Do stars explode?

Having too much matter causes the star to explode, resulting in a supernova. … As the star runs out of nuclear fuel, some of its mass flows into its core. Eventually, the core is so heavy that it cannot withstand its own gravitational force. The core collapses, which results in the giant explosion of a supernova.

How much mass does a low mass star have?

Today we will look at the life of low-mass stars, which are those with mass less than about 2 times the mass of the Sun (less than 2 solar masses). So the Sun is a low-mass star. All such stars follow the same basic pattern. The next higher category, intermediate-mass stars, have masses from 2 to 8 solar masses.

How does a high mass star form?

As the core collapses, the outer layers of the star are expelled. A planetary nebula is formed by the outer layers. The core remains as a white dwarf and eventually cools to become a black dwarf. … Like low-mass stars, high-mass stars are born in nebulae and evolve and live in the Main Sequence.

Do stars lose mass over time?

Stellar mass loss is a phenomenon observed in some massive stars. It occurs when a triggering event causes the ejection of a large portion of the star’s mass. Stellar mass loss can also occur when a star gradually loses material to a binary companion or into interstellar space.

How long does a star live for?

about 10 billion yearsStars live different lengths of time, depending on how big they are. A star like our sun lives for about 10 billion years, while a star which weighs 20 times as much lives only 10 million years, about a thousandth as long. Stars begin their lives as dense clouds of gas and dust.

What is considered a high mass star?

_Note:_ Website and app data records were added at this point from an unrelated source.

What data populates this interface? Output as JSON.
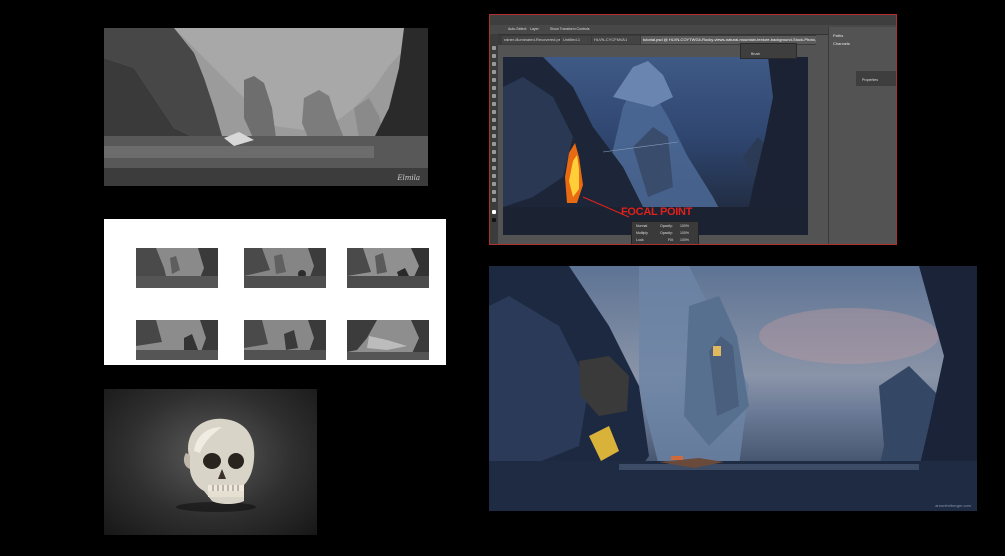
{
  "sketch": {
    "signature": "Elmila"
  },
  "photoshop": {
    "options_bar": [
      "Auto-Select:",
      "Layer",
      "Show Transform Controls"
    ],
    "tabs": [
      "rainer-illuminated-Recovered.psd",
      "Untitled-1",
      "HLVN-CYCFMVA1",
      "tutorial.psd @ HLVN-COYTWG4-Rocky-views-natural-mountain-texture-background-Stock-Photo, RGB/8"
    ],
    "brush_panel_label": "Brush",
    "dock_items": [
      "Paths",
      "Channels"
    ],
    "properties_label": "Properties",
    "focal_point_label": "FOCAL POINT",
    "float_bar": {
      "row1": [
        "Normal",
        "Opacity:",
        "100%"
      ],
      "row2": [
        "Multiply",
        "Opacity:",
        "100%"
      ],
      "row3": [
        "Lock:",
        "Fill:",
        "100%"
      ]
    }
  },
  "painting": {
    "watermark": "arnonfreiberger.com"
  }
}
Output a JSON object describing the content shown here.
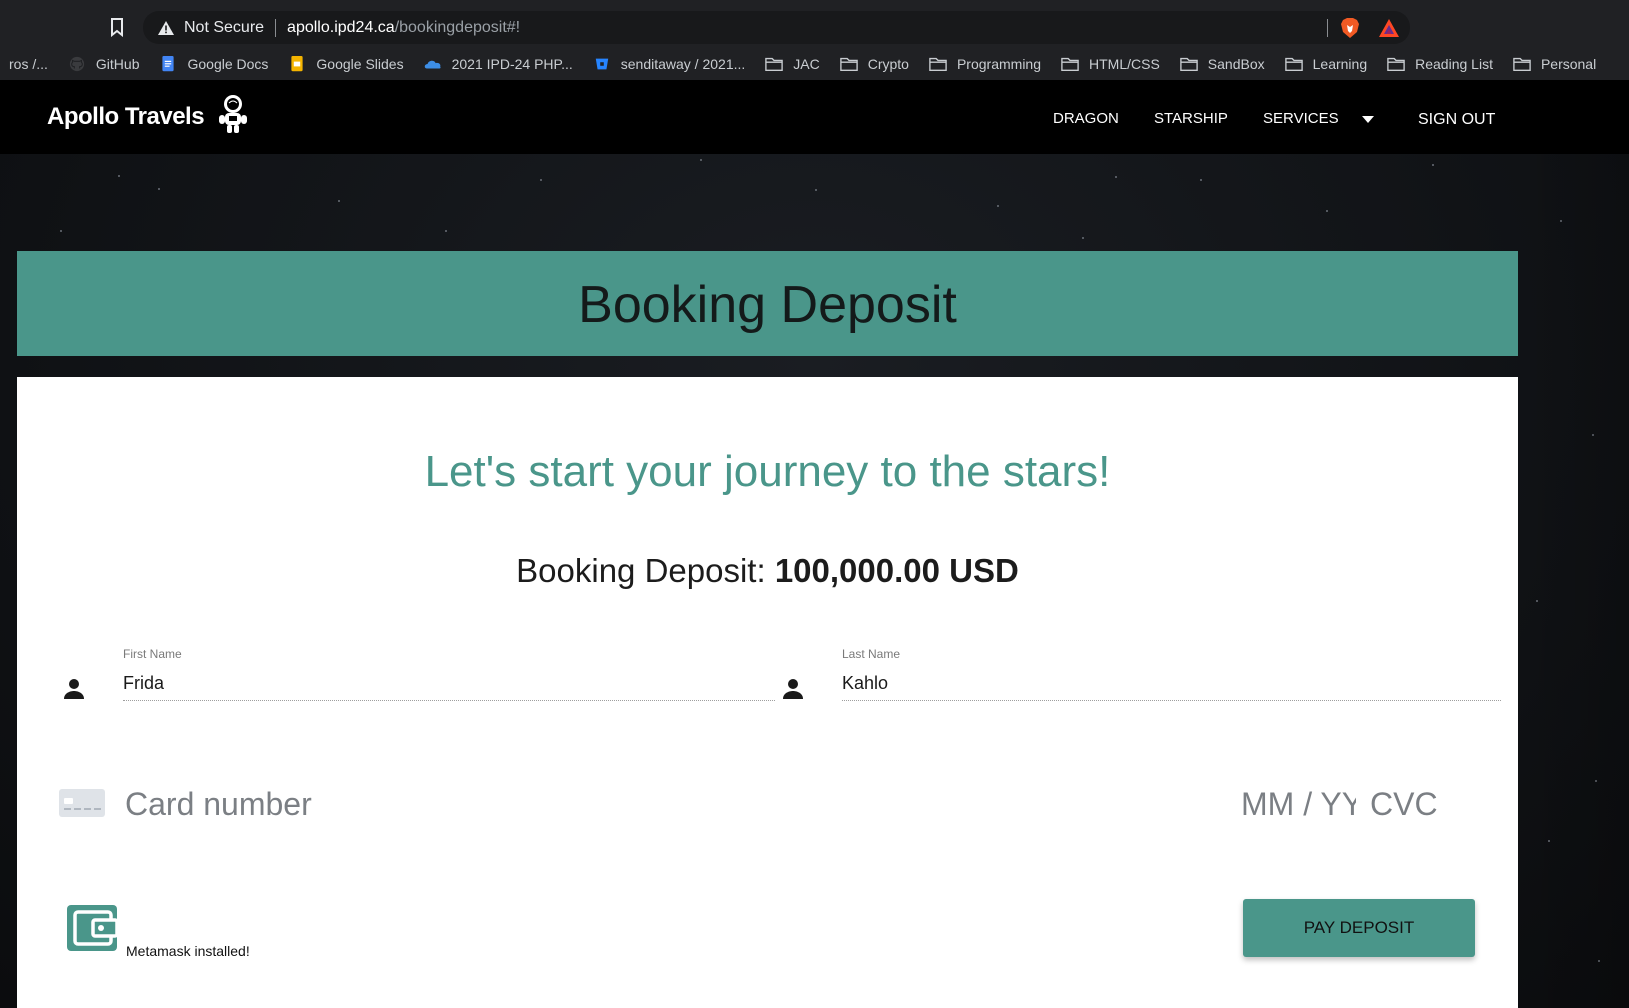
{
  "browser": {
    "security_label": "Not Secure",
    "url_host": "apollo.ipd24.ca",
    "url_path": "/bookingdeposit#!",
    "bookmarks": [
      {
        "label": "ros /...",
        "icon": "truncated-bookmark"
      },
      {
        "label": "GitHub",
        "icon": "github-icon"
      },
      {
        "label": "Google Docs",
        "icon": "google-docs-icon"
      },
      {
        "label": "Google Slides",
        "icon": "google-slides-icon"
      },
      {
        "label": "2021 IPD-24 PHP...",
        "icon": "onedrive-icon"
      },
      {
        "label": "senditaway / 2021...",
        "icon": "bitbucket-icon"
      },
      {
        "label": "JAC",
        "icon": "folder-icon"
      },
      {
        "label": "Crypto",
        "icon": "folder-icon"
      },
      {
        "label": "Programming",
        "icon": "folder-icon"
      },
      {
        "label": "HTML/CSS",
        "icon": "folder-icon"
      },
      {
        "label": "SandBox",
        "icon": "folder-icon"
      },
      {
        "label": "Learning",
        "icon": "folder-icon"
      },
      {
        "label": "Reading List",
        "icon": "folder-icon"
      },
      {
        "label": "Personal",
        "icon": "folder-icon"
      }
    ]
  },
  "nav": {
    "brand": "Apollo Travels",
    "brand_icon": "astronaut-icon",
    "links": {
      "dragon": "DRAGON",
      "starship": "STARSHIP",
      "services": "SERVICES",
      "sign_out": "SIGN OUT"
    }
  },
  "banner": {
    "title": "Booking Deposit"
  },
  "form": {
    "tagline": "Let's start your journey to the stars!",
    "deposit_label": "Booking Deposit:",
    "deposit_amount": "100,000.00 USD",
    "first_name": {
      "label": "First Name",
      "value": "Frida"
    },
    "last_name": {
      "label": "Last Name",
      "value": "Kahlo"
    },
    "card": {
      "number_placeholder": "Card number",
      "expiry_placeholder": "MM / YY",
      "cvc_placeholder": "CVC"
    },
    "wallet_status": "Metamask installed!",
    "pay_button": "PAY DEPOSIT"
  },
  "colors": {
    "accent": "#4a968a",
    "navbar": "#000000",
    "card_bg": "#ffffff"
  }
}
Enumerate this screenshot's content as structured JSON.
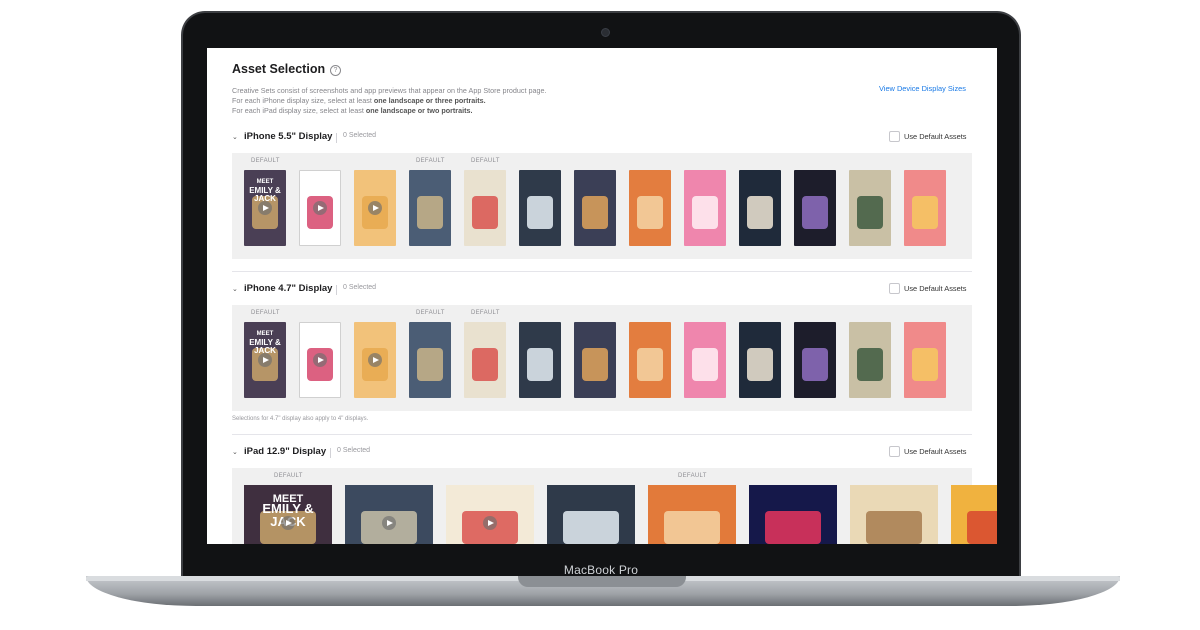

High mass stars (stars with masses greater than three times the mass of the Sun) are the largest, hottest and brightest Main Sequence stars and blue, blue-white or white in colour. … Supernovae release these elements into space making them available to be incorporated within later generations of stars.

What is the death of a high mass star called?

supernovaThe blue-white hot core of the star that is left behind cools and becomes a white dwarf. The white dwarf eventually runs out of fuel and dies as a black dwarf. THE DEATH OF A HIGH MASS STAR A dying red super giant star can suddenly explode. The explosion is called a supernova.

Why do high mass stars die faster?

A star’s life expectancy depends on its mass. Generally, the more massive the star, the faster it burns up its fuel supply, and the shorter its life. The most massive stars can burn out and explode in a supernova after only a few million years of fusion.

Why do stars fall?

A “falling star” or a “shooting star” has nothing at all to do with a star! These amazing streaks of light you can sometimes see in the night sky are caused by tiny bits of dust and rock called meteoroids falling into the Earth’s atmosphere and burning up.

Why do high mass stars end in a supernova?

Once silicon has fused into iron, no more fusion occurs, as the fusion of iron requires more energy than it releases. The core therefore collapses and releases a huge amount of energy in an explosion called a supernova. In the centre of the debris from the explosion is an incredibly dense neutron star.